The National Energy Guarantee is a policy of great complexity and potential significant impact, and requires careful scrutiny by energy participants.

Australia's current energy trilemma - providing energy security, reducing energy costs and reducing emissions from the energy sector consistent with Australia's international commitments - can only be solved by bringing together climate and energy policies. Energy sector participants have until 8 March to provide written submissions on the draft design of the proposed solution, the National Energy Guarantee (NEG).

The NEG imposes obligations on retailers to meet two requirements - a reliability requirement and an emissions requirement, which we address in detail in two separate articles.

What's next for the National Energy Guarantee?

The Energy Security Board (ESB) must provide a draft design paper to the COAG Energy Council in April 2018. Assuming that Council provides direction for the ESB to continue its work on the NEG, a high-level design paper will be released, followed by papers on specific design elements over the next few months. The intention is to finalise the design of the NEG before the end of the year to enable drafting of legislation and rules to begin.

What should you consider when reading the National Energy Guarantee consultation paper?

In addition to some of the issues we identify with the reliability and emissions requirements, participants in the National Energy Market (NEM) will need to consider the following potential issues arising from the draft design:

  • how will the NEG run in parallel with the Renewable Energy Target (RET) until 2030? Counterparties to LGC Purchase Agreements will need to consider how the "Change in Law" clause of those Agreements will operate once the NEG design is finalised and implemented;
  • what impact will the NEG have on the nascent market for Corporate PPAs, pursuant to which large corporate consumers (rather than retailers) have been contracting directly with renewable project delivers for green products?
  • the absence of price and investment certainty in the short term - should retailers, off-takers and project developers hold off entering into contracts or making investments until the design of the NEG has been clarified?
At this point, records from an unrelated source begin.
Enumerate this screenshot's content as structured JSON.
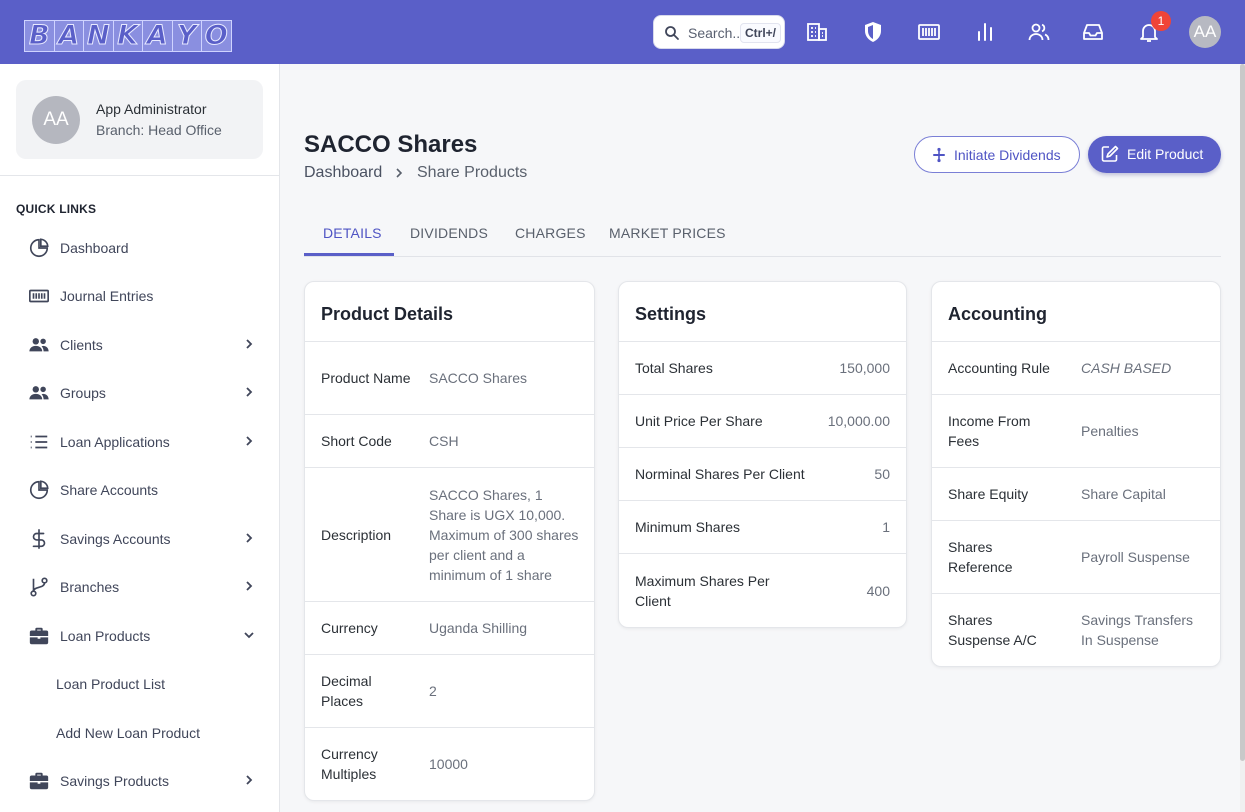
{
  "topbar": {
    "logo_letters": [
      "B",
      "A",
      "N",
      "K",
      "A",
      "Y",
      "O"
    ],
    "search_placeholder": "Search..",
    "search_shortcut": "Ctrl+/",
    "notification_count": "1",
    "avatar_initials": "AA",
    "accent_color": "#5a5fc8",
    "icons": [
      "building-icon",
      "shield-icon",
      "barcode-icon",
      "bar-chart-icon",
      "users-icon",
      "inbox-icon",
      "bell-icon"
    ]
  },
  "sidebar": {
    "user": {
      "initials": "AA",
      "name": "App Administrator",
      "branch": "Branch: Head Office"
    },
    "section_title": "QUICK LINKS",
    "items": [
      {
        "label": "Dashboard",
        "icon": "pie-chart-icon"
      },
      {
        "label": "Journal Entries",
        "icon": "barcode-icon"
      },
      {
        "label": "Clients",
        "icon": "users-icon"
      },
      {
        "label": "Groups",
        "icon": "users-icon"
      },
      {
        "label": "Loan Applications",
        "icon": "list-icon"
      },
      {
        "label": "Share Accounts",
        "icon": "pie-chart-icon"
      },
      {
        "label": "Savings Accounts",
        "icon": "dollar-icon"
      },
      {
        "label": "Branches",
        "icon": "git-branch-icon"
      },
      {
        "label": "Loan Products",
        "icon": "briefcase-icon"
      },
      {
        "label": "Loan Product List"
      },
      {
        "label": "Add New Loan Product"
      },
      {
        "label": "Savings Products",
        "icon": "briefcase-icon"
      }
    ]
  },
  "header": {
    "title": "SACCO Shares",
    "breadcrumb": [
      "Dashboard",
      "Share Products"
    ],
    "initiate_dividends": "Initiate Dividends",
    "edit_product": "Edit Product"
  },
  "tabs": [
    "DETAILS",
    "DIVIDENDS",
    "CHARGES",
    "MARKET PRICES"
  ],
  "product_details": {
    "title": "Product Details",
    "rows": [
      {
        "label": "Product Name",
        "value": "SACCO Shares"
      },
      {
        "label": "Short Code",
        "value": "CSH"
      },
      {
        "label": "Description",
        "value": "SACCO Shares, 1 Share is UGX 10,000. Maximum of 300 shares per client and a minimum of 1 share"
      },
      {
        "label": "Currency",
        "value": "Uganda Shilling"
      },
      {
        "label": "Decimal Places",
        "value": "2"
      },
      {
        "label": "Currency Multiples",
        "value": "10000"
      }
    ]
  },
  "settings": {
    "title": "Settings",
    "rows": [
      {
        "label": "Total Shares",
        "value": "150,000"
      },
      {
        "label": "Unit Price Per Share",
        "value": "10,000.00"
      },
      {
        "label": "Norminal Shares Per Client",
        "value": "50"
      },
      {
        "label": "Minimum Shares",
        "value": "1"
      },
      {
        "label": "Maximum Shares Per Client",
        "value": "400"
      }
    ]
  },
  "accounting": {
    "title": "Accounting",
    "rows": [
      {
        "label": "Accounting Rule",
        "value": "CASH BASED"
      },
      {
        "label": "Income From Fees",
        "value": "Penalties"
      },
      {
        "label": "Share Equity",
        "value": "Share Capital"
      },
      {
        "label": "Shares Reference",
        "value": "Payroll Suspense"
      },
      {
        "label": "Shares Suspense A/C",
        "value": "Savings Transfers In Suspense"
      }
    ]
  }
}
For example, can a retailer decide to purchase offsets instead of contract at a particular price point in advance of knowing whether that will work with the NEG design?
  • what protections will be put in place to level the playing field between gentailers and smaller NEM participants?
  • will the complexity of the changes to the National Electricity Rules required to implement the NEG be a barrier to entry for smaller participants (the Rules are currently over 1,600 pages in length)?

For a policy of such complexity and potential significant impact, the ESB's timetable is an ambitious one and presupposes that each of the States and the Territory participating in the NEM will agree with the NEG as a policy and its design elements. Recent press suggesting that Tasmania may withdraw from the NEM, and South Australia's announcement of ambitious renewable and energy storage targets may yet prevent policy becoming law.

If you want to better understand the potential impact of the NEG on your organisation's business or require assistance in preparing a submission, please come and speak to us.


Clayton Utz communications are intended to provide commentary and general information. They should not be relied upon as legal advice. Formal legal advice should be sought in particular transactions or on matters of interest arising from this bulletin. Persons listed may not be admitted in all states and territories.